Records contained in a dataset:
■ ■ ■ ■
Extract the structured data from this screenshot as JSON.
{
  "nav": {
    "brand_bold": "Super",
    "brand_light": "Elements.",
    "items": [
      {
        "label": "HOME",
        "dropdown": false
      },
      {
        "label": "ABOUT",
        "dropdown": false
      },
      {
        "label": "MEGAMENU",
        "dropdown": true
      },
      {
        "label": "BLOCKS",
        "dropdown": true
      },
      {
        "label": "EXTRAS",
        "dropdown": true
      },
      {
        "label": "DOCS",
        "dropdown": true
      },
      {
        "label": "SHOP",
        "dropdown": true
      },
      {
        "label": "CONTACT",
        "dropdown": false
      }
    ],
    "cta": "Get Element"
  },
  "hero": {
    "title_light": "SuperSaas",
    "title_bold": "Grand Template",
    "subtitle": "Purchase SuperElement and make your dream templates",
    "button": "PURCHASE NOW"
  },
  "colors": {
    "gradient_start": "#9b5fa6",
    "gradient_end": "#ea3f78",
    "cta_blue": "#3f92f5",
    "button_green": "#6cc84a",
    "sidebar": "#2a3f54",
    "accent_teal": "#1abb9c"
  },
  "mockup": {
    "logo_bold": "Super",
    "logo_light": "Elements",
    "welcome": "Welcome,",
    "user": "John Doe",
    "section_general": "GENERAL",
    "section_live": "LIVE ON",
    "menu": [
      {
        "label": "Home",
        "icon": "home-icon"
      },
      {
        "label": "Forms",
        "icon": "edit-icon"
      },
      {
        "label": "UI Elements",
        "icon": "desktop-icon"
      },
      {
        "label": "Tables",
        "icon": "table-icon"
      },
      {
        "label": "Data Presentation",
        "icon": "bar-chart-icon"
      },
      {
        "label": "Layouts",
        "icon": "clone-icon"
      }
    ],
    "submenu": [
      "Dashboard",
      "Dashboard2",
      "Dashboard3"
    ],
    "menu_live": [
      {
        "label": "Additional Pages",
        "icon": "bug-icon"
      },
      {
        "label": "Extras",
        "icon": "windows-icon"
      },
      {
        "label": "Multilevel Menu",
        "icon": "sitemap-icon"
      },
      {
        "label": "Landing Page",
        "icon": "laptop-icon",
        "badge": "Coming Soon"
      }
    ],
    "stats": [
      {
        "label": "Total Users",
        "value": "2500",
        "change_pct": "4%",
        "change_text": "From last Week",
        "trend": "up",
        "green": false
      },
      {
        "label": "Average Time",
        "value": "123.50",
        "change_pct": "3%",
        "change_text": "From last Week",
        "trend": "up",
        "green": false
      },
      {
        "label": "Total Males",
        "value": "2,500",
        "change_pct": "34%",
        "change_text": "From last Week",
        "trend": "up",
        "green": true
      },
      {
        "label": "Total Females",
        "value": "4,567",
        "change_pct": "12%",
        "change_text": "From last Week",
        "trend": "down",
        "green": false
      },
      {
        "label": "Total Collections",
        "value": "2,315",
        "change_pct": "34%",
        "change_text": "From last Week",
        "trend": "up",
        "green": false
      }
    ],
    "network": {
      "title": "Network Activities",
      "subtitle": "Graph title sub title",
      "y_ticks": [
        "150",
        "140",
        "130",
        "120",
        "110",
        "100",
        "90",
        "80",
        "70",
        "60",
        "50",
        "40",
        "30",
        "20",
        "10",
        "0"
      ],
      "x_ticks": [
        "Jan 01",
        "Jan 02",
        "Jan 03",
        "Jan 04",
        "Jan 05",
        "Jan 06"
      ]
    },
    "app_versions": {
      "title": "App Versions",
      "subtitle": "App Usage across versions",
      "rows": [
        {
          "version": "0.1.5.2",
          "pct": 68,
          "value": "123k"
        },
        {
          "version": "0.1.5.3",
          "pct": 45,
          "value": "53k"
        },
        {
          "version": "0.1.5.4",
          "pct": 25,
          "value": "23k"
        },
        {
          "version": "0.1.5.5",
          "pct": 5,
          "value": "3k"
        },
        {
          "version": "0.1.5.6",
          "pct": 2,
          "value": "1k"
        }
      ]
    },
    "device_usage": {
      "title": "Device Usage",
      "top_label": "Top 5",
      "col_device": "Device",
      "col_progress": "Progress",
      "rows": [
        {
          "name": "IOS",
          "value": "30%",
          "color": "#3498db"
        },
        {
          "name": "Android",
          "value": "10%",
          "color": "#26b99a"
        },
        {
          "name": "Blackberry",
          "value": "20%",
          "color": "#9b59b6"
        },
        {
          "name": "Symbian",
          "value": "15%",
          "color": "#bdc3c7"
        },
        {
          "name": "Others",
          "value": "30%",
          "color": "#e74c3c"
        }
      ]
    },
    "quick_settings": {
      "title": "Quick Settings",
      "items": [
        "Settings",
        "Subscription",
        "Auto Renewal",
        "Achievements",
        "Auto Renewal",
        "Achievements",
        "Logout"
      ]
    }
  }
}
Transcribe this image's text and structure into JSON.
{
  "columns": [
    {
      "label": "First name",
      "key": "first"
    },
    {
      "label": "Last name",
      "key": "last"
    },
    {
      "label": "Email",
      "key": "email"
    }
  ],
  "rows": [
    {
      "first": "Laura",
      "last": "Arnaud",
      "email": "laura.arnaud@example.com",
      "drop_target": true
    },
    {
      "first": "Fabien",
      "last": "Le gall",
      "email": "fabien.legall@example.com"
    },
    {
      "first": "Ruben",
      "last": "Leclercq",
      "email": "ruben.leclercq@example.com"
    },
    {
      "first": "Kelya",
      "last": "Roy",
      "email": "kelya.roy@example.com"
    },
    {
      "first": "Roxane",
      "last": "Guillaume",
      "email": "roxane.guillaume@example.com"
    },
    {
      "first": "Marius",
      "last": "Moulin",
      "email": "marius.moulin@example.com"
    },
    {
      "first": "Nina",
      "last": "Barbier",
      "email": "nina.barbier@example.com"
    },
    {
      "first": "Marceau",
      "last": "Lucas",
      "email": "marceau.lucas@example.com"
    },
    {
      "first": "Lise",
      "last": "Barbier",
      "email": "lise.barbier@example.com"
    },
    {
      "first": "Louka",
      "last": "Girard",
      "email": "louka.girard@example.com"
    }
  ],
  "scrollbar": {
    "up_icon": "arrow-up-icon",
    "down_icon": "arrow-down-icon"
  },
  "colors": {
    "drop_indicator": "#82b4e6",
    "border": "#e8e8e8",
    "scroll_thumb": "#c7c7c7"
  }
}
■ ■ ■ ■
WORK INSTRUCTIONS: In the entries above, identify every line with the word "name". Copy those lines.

RESULT OF THIS EXERCISE:
          "name": "IOS",
          "name": "Android",
          "name": "Blackberry",
          "name": "Symbian",
          "name": "Others",
      "label": "First name",
      "label": "Last name",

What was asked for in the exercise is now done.